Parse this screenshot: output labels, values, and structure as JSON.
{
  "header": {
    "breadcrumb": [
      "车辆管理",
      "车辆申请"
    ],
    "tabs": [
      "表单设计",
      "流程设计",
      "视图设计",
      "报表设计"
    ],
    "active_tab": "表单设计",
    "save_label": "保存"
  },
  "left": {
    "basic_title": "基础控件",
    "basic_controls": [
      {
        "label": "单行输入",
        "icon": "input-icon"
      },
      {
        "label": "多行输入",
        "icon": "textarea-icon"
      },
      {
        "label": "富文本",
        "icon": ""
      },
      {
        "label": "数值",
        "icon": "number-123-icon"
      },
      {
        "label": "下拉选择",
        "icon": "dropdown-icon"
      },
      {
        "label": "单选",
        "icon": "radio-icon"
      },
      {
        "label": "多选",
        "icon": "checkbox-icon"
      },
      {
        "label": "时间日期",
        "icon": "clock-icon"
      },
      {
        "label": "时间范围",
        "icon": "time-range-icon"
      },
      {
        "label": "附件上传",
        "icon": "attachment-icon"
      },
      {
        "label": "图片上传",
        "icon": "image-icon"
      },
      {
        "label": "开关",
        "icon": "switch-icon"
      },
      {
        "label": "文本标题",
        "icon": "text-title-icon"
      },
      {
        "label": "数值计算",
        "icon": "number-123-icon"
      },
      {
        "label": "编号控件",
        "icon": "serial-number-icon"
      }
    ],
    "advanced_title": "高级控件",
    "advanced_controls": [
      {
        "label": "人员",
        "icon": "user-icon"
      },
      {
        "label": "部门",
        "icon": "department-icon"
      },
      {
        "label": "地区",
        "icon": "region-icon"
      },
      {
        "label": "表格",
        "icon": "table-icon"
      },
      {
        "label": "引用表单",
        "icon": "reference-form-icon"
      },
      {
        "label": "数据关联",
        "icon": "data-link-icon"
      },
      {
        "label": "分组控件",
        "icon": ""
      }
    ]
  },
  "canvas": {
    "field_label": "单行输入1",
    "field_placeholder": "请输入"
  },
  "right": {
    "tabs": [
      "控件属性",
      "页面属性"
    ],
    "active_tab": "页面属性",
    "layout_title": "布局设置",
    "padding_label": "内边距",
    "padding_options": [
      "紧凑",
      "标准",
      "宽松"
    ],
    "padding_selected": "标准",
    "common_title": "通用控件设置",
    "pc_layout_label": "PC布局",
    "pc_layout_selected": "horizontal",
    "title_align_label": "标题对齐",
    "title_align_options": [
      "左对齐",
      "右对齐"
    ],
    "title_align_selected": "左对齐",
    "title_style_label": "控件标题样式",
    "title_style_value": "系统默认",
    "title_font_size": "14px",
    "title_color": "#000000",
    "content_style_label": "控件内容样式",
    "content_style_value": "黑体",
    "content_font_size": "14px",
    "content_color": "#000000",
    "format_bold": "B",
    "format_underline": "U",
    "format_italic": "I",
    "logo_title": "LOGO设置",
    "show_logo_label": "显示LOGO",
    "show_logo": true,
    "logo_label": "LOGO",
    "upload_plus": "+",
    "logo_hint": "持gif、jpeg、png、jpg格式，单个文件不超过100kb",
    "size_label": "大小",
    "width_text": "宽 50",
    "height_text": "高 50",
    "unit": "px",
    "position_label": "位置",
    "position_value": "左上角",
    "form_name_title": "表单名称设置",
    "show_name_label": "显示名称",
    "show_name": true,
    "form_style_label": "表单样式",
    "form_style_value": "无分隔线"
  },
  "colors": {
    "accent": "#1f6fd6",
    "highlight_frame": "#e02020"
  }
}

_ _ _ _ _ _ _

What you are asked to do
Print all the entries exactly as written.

Output of the exercise
Parse this screenshot: output labels, values, and structure as JSON.
{
  "header": {
    "breadcrumb": [
      "车辆管理",
      "车辆申请"
    ],
    "tabs": [
      "表单设计",
      "流程设计",
      "视图设计",
      "报表设计"
    ],
    "active_tab": "表单设计",
    "save_label": "保存"
  },
  "left": {
    "basic_title": "基础控件",
    "basic_controls": [
      {
        "label": "单行输入",
        "icon": "input-icon"
      },
      {
        "label": "多行输入",
        "icon": "textarea-icon"
      },
      {
        "label": "富文本",
        "icon": ""
      },
      {
        "label": "数值",
        "icon": "number-123-icon"
      },
      {
        "label": "下拉选择",
        "icon": "dropdown-icon"
      },
      {
        "label": "单选",
        "icon": "radio-icon"
      },
      {
        "label": "多选",
        "icon": "checkbox-icon"
      },
      {
        "label": "时间日期",
        "icon": "clock-icon"
      },
      {
        "label": "时间范围",
        "icon": "time-range-icon"
      },
      {
        "label": "附件上传",
        "icon": "attachment-icon"
      },
      {
        "label": "图片上传",
        "icon": "image-icon"
      },
      {
        "label": "开关",
        "icon": "switch-icon"
      },
      {
        "label": "文本标题",
        "icon": "text-title-icon"
      },
      {
        "label": "数值计算",
        "icon": "number-123-icon"
      },
      {
        "label": "编号控件",
        "icon": "serial-number-icon"
      }
    ],
    "advanced_title": "高级控件",
    "advanced_controls": [
      {
        "label": "人员",
        "icon": "user-icon"
      },
      {
        "label": "部门",
        "icon": "department-icon"
      },
      {
        "label": "地区",
        "icon": "region-icon"
      },
      {
        "label": "表格",
        "icon": "table-icon"
      },
      {
        "label": "引用表单",
        "icon": "reference-form-icon"
      },
      {
        "label": "数据关联",
        "icon": "data-link-icon"
      },
      {
        "label": "分组控件",
        "icon": ""
      }
    ]
  },
  "canvas": {
    "field_label": "单行输入1",
    "field_placeholder": "请输入"
  },
  "right": {
    "tabs": [
      "控件属性",
      "页面属性"
    ],
    "active_tab": "页面属性",
    "layout_title": "布局设置",
    "padding_label": "内边距",
    "padding_options": [
      "紧凑",
      "标准",
      "宽松"
    ],
    "padding_selected": "标准",
    "common_title": "通用控件设置",
    "pc_layout_label": "PC布局",
    "pc_layout_selected": "horizontal",
    "title_align_label": "标题对齐",
    "title_align_options": [
      "左对齐",
      "右对齐"
    ],
    "title_align_selected": "左对齐",
    "title_style_label": "控件标题样式",
    "title_style_value": "系统默认",
    "title_font_size": "14px",
    "title_color": "#000000",
    "content_style_label": "控件内容样式",
    "content_style_value": "黑体",
    "content_font_size": "14px",
    "content_color": "#000000",
    "format_bold": "B",
    "format_underline": "U",
    "format_italic": "I",
    "logo_title": "LOGO设置",
    "show_logo_label": "显示LOGO",
    "show_logo": true,
    "logo_label": "LOGO",
    "upload_plus": "+",
    "logo_hint": "持gif、jpeg、png、jpg格式，单个文件不超过100kb",
    "size_label": "大小",
    "width_text": "宽 50",
    "height_text": "高 50",
    "unit": "px",
    "position_label": "位置",
    "position_value": "左上角",
    "form_name_title": "表单名称设置",
    "show_name_label": "显示名称",
    "show_name": true,
    "form_style_label": "表单样式",
    "form_style_value": "无分隔线"
  },
  "colors": {
    "accent": "#1f6fd6",
    "highlight_frame": "#e02020"
  }
}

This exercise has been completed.